* Work task
For this exercise, the reply is the listing below, reproduced exactly.

-- Supplied records follows --

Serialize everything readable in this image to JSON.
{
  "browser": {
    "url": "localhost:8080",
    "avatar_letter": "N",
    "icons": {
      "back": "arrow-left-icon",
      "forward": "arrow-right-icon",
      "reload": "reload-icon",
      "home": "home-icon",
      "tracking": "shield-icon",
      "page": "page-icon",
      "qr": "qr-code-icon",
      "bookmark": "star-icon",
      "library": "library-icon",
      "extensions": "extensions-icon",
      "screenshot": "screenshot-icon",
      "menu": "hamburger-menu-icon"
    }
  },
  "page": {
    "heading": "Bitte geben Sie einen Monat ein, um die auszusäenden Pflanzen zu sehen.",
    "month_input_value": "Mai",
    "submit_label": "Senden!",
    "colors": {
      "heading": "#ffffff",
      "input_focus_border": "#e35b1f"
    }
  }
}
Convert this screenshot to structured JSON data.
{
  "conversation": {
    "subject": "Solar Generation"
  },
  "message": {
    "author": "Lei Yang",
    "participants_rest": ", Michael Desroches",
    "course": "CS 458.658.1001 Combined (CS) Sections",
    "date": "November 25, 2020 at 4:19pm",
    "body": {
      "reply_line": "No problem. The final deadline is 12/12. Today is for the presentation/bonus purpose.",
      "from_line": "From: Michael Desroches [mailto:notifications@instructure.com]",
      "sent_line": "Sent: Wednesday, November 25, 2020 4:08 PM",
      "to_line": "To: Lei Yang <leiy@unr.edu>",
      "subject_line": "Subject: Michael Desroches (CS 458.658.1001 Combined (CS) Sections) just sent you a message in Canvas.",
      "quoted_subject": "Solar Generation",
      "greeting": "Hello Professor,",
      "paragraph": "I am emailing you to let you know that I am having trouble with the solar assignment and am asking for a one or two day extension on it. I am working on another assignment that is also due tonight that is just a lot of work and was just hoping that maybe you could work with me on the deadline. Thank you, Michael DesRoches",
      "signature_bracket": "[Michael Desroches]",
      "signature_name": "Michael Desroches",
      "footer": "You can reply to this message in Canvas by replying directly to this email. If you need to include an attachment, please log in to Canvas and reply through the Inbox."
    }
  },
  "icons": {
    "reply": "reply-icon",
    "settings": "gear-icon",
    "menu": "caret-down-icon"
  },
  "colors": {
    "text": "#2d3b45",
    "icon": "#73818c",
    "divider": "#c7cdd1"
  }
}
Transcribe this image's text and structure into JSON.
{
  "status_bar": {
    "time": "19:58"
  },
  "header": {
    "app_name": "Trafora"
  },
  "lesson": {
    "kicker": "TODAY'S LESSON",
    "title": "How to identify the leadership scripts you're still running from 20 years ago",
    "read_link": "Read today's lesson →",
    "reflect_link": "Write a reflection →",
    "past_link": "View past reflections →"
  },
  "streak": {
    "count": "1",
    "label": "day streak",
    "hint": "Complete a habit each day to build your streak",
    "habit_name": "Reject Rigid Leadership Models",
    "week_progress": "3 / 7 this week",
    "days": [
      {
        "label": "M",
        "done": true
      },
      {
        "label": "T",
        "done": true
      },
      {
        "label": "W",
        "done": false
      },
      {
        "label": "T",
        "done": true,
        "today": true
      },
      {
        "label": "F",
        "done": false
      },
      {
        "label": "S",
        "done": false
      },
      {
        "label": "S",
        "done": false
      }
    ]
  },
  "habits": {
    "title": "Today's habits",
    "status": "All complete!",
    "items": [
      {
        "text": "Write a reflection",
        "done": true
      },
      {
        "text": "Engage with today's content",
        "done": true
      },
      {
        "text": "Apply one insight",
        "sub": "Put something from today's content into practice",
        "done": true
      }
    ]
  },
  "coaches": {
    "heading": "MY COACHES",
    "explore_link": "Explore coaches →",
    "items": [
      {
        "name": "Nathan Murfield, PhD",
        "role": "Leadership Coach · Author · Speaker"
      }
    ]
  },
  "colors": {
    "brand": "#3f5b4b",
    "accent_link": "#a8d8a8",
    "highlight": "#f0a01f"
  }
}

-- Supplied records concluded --

* Answer space
Serialize everything readable in this image to JSON.
{
  "browser": {
    "url": "localhost:8080",
    "avatar_letter": "N",
    "icons": {
      "back": "arrow-left-icon",
      "forward": "arrow-right-icon",
      "reload": "reload-icon",
      "home": "home-icon",
      "tracking": "shield-icon",
      "page": "page-icon",
      "qr": "qr-code-icon",
      "bookmark": "star-icon",
      "library": "library-icon",
      "extensions": "extensions-icon",
      "screenshot": "screenshot-icon",
      "menu": "hamburger-menu-icon"
    }
  },
  "page": {
    "heading": "Bitte geben Sie einen Monat ein, um die auszusäenden Pflanzen zu sehen.",
    "month_input_value": "Mai",
    "submit_label": "Senden!",
    "colors": {
      "heading": "#ffffff",
      "input_focus_border": "#e35b1f"
    }
  }
}
Convert this screenshot to structured JSON data.
{
  "conversation": {
    "subject": "Solar Generation"
  },
  "message": {
    "author": "Lei Yang",
    "participants_rest": ", Michael Desroches",
    "course": "CS 458.658.1001 Combined (CS) Sections",
    "date": "November 25, 2020 at 4:19pm",
    "body": {
      "reply_line": "No problem. The final deadline is 12/12. Today is for the presentation/bonus purpose.",
      "from_line": "From: Michael Desroches [mailto:notifications@instructure.com]",
      "sent_line": "Sent: Wednesday, November 25, 2020 4:08 PM",
      "to_line": "To: Lei Yang <leiy@unr.edu>",
      "subject_line": "Subject: Michael Desroches (CS 458.658.1001 Combined (CS) Sections) just sent you a message in Canvas.",
      "quoted_subject": "Solar Generation",
      "greeting": "Hello Professor,",
      "paragraph": "I am emailing you to let you know that I am having trouble with the solar assignment and am asking for a one or two day extension on it. I am working on another assignment that is also due tonight that is just a lot of work and was just hoping that maybe you could work with me on the deadline. Thank you, Michael DesRoches",
      "signature_bracket": "[Michael Desroches]",
      "signature_name": "Michael Desroches",
      "footer": "You can reply to this message in Canvas by replying directly to this email. If you need to include an attachment, please log in to Canvas and reply through the Inbox."
    }
  },
  "icons": {
    "reply": "reply-icon",
    "settings": "gear-icon",
    "menu": "caret-down-icon"
  },
  "colors": {
    "text": "#2d3b45",
    "icon": "#73818c",
    "divider": "#c7cdd1"
  }
}
Transcribe this image's text and structure into JSON.
{
  "status_bar": {
    "time": "19:58"
  },
  "header": {
    "app_name": "Trafora"
  },
  "lesson": {
    "kicker": "TODAY'S LESSON",
    "title": "How to identify the leadership scripts you're still running from 20 years ago",
    "read_link": "Read today's lesson →",
    "reflect_link": "Write a reflection →",
    "past_link": "View past reflections →"
  },
  "streak": {
    "count": "1",
    "label": "day streak",
    "hint": "Complete a habit each day to build your streak",
    "habit_name": "Reject Rigid Leadership Models",
    "week_progress": "3 / 7 this week",
    "days": [
      {
        "label": "M",
        "done": true
      },
      {
        "label": "T",
        "done": true
      },
      {
        "label": "W",
        "done": false
      },
      {
        "label": "T",
        "done": true,
        "today": true
      },
      {
        "label": "F",
        "done": false
      },
      {
        "label": "S",
        "done": false
      },
      {
        "label": "S",
        "done": false
      }
    ]
  },
  "habits": {
    "title": "Today's habits",
    "status": "All complete!",
    "items": [
      {
        "text": "Write a reflection",
        "done": true
      },
      {
        "text": "Engage with today's content",
        "done": true
      },
      {
        "text": "Apply one insight",
        "sub": "Put something from today's content into practice",
        "done": true
      }
    ]
  },
  "coaches": {
    "heading": "MY COACHES",
    "explore_link": "Explore coaches →",
    "items": [
      {
        "name": "Nathan Murfield, PhD",
        "role": "Leadership Coach · Author · Speaker"
      }
    ]
  },
  "colors": {
    "brand": "#3f5b4b",
    "accent_link": "#a8d8a8",
    "highlight": "#f0a01f"
  }
}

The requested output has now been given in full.